16 May 2016
Tonight we return again to the theme of the path and to the four applications of mindfulness discussed yesterday. This time, Alan gives a presentation of the four application of mindfulness in the context of Mahamudra. First, however, he points out that contrary to some views which present Buddhism as “selfish” - centred only on “me” and “mine”, as in “my body”, “my mind” - in the four applications of mindfulness the Buddha actually gave instructions to attend to the body, feelings, mind and phenomena internally and externally, and then both internally and externally. Thus, for example, one examines one’s mind subjected to mental afflictions and develops kindness towards oneself, and then attends to others and discovers similar mental afflictions and therefore is able to display empathy and kindness towards others as well. It has nothing to do with “selfishness” and self-centredness. Alan then explains why he chose the Buddha’s instructions from the Satipatthana Sutta, and specifically the close application of mindfulness to the mind, as the basis for our meditation yesterday. First, he notes that according to those teachings, to achieve nirvana it is sufficient to gain insight into one of those four applications of mindfulness (body, feelings, mind and phenomena) by realising the three marks of existence, i.e. impermanence, dukkha and non-self. With a few exceptions (see the story of king Milinda, Nagasena and the chariot), in the Pali canon there is no reference to the emptiness of phenomena. However, we are here to follow the Mahayana path. Therefore Alan presents the four applications of mindfulness in a different light, namely from the perspective of Madhyamika view. In the close application of mindfulness to the mind, this entails the assertion of the lack of inherent existence of the mind. To “front load” the meditation, Alan reads a passage from his translation of chapter 13 of Shantideva’s “Compendium of Practices on the Four Applications of Mindfulness” (this text was used at the Fall 2012 Retreat on Shamatha, Vipashyana and the Four Applications of Mindfulness, and will be made available to us via Retreat Notes).

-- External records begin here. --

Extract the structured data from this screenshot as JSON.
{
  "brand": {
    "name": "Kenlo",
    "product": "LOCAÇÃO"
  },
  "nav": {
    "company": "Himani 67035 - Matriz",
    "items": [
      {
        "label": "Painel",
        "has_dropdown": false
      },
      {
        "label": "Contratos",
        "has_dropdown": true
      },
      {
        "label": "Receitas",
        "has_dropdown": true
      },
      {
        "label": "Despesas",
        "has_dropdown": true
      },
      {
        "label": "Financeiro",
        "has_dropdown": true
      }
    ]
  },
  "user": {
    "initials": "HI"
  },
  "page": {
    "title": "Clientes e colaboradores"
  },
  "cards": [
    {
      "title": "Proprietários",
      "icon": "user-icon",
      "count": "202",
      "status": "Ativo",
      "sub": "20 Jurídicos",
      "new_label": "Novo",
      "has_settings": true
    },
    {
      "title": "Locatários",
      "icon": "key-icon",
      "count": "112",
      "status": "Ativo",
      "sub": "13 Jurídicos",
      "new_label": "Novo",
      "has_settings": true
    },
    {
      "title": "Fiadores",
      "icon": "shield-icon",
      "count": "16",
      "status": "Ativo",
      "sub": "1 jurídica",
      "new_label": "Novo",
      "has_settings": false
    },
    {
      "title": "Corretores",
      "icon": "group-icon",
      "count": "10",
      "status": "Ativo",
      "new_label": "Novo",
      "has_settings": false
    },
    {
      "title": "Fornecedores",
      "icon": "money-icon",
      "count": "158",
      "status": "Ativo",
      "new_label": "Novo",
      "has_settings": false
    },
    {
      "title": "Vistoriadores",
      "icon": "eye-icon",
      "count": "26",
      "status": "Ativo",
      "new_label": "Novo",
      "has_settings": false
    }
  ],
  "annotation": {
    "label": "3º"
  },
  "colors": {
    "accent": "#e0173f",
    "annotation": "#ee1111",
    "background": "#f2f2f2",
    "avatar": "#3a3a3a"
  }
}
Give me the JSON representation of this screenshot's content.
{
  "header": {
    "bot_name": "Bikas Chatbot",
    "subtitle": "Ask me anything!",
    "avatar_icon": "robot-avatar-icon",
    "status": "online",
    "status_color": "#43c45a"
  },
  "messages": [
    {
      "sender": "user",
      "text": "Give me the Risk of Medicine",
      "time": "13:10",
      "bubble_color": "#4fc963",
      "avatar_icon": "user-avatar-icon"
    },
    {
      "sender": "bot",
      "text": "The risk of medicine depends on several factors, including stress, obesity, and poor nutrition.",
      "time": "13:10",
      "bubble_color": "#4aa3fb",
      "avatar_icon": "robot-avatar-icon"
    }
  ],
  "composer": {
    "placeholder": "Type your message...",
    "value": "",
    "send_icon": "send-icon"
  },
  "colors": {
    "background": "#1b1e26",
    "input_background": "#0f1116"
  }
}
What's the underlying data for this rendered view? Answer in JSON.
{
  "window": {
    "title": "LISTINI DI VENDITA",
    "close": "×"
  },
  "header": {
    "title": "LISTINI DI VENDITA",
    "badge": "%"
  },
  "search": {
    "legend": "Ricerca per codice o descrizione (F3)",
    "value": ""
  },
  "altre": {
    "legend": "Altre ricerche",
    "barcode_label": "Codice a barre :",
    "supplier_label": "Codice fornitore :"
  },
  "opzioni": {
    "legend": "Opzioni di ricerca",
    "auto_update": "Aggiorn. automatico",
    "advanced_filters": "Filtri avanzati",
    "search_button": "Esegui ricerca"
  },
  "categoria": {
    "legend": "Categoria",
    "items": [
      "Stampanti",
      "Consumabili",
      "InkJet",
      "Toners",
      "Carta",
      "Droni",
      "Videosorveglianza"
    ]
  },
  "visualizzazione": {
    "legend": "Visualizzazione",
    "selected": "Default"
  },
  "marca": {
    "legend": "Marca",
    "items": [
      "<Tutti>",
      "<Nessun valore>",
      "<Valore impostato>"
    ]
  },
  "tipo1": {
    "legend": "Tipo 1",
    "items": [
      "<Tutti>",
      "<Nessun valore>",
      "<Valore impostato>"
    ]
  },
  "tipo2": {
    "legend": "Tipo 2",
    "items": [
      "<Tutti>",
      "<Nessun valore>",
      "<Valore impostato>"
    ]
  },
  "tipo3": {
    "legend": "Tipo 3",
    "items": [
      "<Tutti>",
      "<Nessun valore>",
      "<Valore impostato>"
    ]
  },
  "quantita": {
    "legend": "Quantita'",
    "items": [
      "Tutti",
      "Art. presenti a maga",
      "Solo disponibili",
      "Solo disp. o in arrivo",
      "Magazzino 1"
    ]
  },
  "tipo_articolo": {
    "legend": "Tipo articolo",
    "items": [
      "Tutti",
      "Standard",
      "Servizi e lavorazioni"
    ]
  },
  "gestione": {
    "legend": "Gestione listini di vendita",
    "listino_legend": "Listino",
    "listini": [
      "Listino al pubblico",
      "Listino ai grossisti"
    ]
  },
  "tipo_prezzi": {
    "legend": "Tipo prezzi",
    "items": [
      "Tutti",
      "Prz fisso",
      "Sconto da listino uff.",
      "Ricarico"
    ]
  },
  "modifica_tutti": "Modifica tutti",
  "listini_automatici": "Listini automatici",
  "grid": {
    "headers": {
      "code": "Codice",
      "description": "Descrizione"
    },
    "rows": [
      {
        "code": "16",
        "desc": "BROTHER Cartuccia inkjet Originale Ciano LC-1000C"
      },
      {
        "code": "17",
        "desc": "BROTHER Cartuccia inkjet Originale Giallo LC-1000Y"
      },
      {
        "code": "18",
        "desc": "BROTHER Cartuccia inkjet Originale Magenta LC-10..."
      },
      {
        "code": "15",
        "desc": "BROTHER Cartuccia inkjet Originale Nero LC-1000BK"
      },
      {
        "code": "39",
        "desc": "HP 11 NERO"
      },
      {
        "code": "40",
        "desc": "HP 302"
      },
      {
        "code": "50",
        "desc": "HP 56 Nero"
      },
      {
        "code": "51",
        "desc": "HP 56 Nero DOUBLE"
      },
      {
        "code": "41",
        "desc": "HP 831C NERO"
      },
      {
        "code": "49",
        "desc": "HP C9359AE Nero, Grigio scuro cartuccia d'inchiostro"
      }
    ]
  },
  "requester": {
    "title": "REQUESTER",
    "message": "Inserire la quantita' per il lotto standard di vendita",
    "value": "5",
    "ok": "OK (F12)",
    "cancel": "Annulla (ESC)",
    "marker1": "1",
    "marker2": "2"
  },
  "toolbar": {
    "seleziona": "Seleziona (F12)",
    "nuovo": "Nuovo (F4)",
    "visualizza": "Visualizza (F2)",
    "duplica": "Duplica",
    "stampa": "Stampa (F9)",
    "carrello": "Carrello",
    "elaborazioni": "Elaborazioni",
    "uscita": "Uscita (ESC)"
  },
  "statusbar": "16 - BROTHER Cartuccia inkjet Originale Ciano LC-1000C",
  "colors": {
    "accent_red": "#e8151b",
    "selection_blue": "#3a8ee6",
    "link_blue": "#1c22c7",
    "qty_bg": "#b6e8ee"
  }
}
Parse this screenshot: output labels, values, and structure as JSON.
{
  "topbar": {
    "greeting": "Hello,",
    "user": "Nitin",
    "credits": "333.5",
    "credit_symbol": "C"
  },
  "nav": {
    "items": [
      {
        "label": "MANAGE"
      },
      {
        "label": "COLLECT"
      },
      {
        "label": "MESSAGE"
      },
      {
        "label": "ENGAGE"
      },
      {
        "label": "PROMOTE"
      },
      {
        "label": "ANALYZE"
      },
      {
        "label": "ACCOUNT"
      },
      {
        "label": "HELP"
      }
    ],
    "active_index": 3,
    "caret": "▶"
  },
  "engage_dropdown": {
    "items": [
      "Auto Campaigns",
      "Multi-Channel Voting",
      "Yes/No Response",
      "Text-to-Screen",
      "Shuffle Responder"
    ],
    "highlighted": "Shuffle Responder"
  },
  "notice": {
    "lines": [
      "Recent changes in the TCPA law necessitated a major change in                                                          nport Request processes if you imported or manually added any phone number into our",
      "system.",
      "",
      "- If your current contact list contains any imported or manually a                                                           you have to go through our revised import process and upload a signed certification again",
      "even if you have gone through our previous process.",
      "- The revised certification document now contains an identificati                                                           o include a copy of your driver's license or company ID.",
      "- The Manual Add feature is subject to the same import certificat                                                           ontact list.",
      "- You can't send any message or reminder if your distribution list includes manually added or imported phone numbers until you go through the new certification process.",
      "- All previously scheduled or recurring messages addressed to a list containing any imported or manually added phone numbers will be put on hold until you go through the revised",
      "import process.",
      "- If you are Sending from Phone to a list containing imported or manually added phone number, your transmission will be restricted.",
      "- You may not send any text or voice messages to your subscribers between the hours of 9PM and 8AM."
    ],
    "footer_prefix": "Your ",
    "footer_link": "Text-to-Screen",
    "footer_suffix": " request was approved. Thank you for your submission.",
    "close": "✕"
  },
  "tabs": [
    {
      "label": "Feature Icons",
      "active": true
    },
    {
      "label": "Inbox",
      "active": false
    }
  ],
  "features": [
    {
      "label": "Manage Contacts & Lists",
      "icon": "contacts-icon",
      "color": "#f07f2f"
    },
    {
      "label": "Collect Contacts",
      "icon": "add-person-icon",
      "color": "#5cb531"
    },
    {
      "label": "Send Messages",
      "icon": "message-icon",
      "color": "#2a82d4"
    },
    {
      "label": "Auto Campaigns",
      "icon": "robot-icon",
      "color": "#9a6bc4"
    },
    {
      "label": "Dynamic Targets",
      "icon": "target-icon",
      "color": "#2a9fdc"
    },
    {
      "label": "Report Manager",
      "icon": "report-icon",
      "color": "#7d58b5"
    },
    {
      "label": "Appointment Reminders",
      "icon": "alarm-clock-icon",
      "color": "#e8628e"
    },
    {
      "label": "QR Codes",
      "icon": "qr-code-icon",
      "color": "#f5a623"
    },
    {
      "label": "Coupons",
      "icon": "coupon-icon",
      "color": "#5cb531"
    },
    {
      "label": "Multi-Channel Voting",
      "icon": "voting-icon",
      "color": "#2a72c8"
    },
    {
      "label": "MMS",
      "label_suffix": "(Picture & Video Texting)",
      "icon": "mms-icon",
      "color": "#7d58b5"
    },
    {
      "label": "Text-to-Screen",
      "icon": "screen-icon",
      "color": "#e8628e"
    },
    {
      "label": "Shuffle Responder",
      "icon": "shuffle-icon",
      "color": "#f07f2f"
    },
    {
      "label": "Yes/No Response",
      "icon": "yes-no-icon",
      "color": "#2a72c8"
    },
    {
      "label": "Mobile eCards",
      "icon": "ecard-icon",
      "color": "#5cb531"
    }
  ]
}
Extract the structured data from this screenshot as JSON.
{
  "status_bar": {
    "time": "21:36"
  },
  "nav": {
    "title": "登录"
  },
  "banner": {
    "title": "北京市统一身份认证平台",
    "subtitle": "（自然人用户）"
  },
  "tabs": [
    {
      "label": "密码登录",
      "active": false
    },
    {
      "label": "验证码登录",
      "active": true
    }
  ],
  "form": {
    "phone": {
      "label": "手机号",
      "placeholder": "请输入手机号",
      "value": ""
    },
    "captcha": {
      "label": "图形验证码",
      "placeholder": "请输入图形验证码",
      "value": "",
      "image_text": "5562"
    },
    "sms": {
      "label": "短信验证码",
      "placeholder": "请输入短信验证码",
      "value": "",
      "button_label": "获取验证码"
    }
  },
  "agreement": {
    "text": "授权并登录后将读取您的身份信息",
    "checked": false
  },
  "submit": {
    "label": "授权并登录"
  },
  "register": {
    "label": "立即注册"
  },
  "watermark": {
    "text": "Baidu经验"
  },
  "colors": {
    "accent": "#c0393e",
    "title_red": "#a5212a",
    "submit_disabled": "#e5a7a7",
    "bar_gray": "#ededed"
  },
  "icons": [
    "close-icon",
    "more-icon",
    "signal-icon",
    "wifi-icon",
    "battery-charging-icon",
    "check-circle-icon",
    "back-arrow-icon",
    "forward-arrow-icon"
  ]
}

The meditation is on the close application of mindfulness to the mind.
After the meditation, Alan returns to the theme of mapping the four yogas onto the five Mahayana paths - a topic he discussed briefly yesterday based on Panchen Lama’s text. For today’s teaching Alan chose a number of relevant passages from Karma Chagme’s “Naked Awareness”, chapter 10 on the four yogas. These excerpts, too, will be available in the Retreat Notes. In conclusion, Alan stresses the importance of having a clear vision of the path, a strong motivation to get to the very end of the path to enlightenment. This will propel us through future lifetimes and ensure the suitable conditions to finish what we started. Alan also contrasts the “slow” approach in which getting from the path of accumulation to the path of seeing takes one countless eon with the fast Mahamudra and Dzogchen way in which this may be shortened to just a number of years, i.e. one lifetime. What makes it possible is, of course, cutting through to rigpa. Rigpa is the Warp drive - concludes Alan.
The meditation starts at 35:00
Please contribute to make these, and future podcasts freely available.
This lecture does not have a text transcript. Please contact us if you’d like to volunteer to assist our transcription team.